Doug Naiman, the owner of Aviano Coffee in downtown Denver, competed this year for the first time. I’ve grown to enjoy Doug’s shop very much. Most of the competitors this year were first timers… which lends a distinct disadvantage, because the format is very performance-oriented.
Each competitor has 15 minutes to prepare for the judge’s panel 4 shots of espresso (one for each judge), pour 4 traditional cappuccinos, and then prepare 4 servings of a specialty drink, something each of the competitors devise themselves. The signature drinks vary from hop-infused beer-like coffee, to chocolate based creations. The sky is the limit, with the only restrictions being no alcohol, and each drink must have espresso as its base ingredient. All these things must be done within the time constraint, all the while keeping the station and equipment clean, and narrating the process as well.

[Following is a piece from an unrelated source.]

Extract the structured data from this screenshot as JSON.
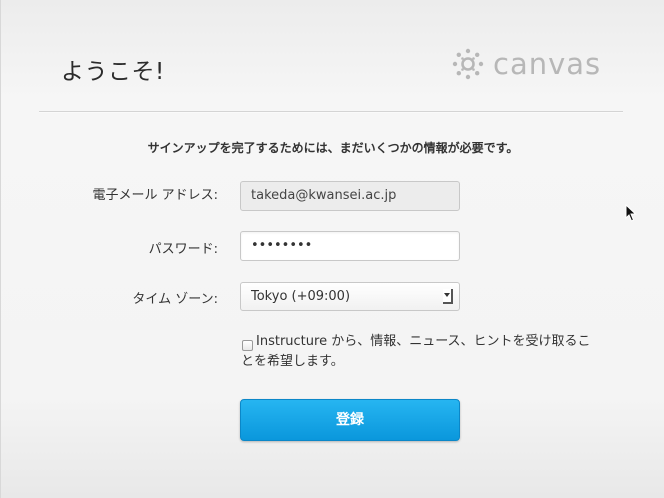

The best competitors have their 15-minute performance scripted to the second, and can perform the preparation of the coffee while simultaneously chatting up the judges as part of the show.
This year’s winners were:
3rd place- Heidi Bickelhaudt – Trident Cafe, Boulder (right)
2nd place- Nolan Dutton – Conscious Coffees, Boulder (left)
1st place- Jon Lewis – Long Story Short, Coeur d’Alene Idaho (center)
(The winners’ home cafe and location are by memory, please forgive me if they are incorrect)
Jon comes from northern Idaho, and his signature drink involved home-cultured yogurt, honey, and espresso. For the win, Jon gets an expenses-paid trip to the US Barista Championship this spring in Minneapolis.
As regional competitions go, this one was small. But for the first time out for our region, it went off particularly well, with everyone excited to see how it develops for next year. The specialty coffee culture is slowly making its way into the Rockies, and I for one couldn’t be more happy. And a tad jittery.
Next year, I plan on taking a Metroblogging podcast/videocast/live blogging team into the competition. Who’s with me?
(Photo of the winners courtesy of Ray Welsh, competition judge and owner of Allegretti’s Coffee Products.)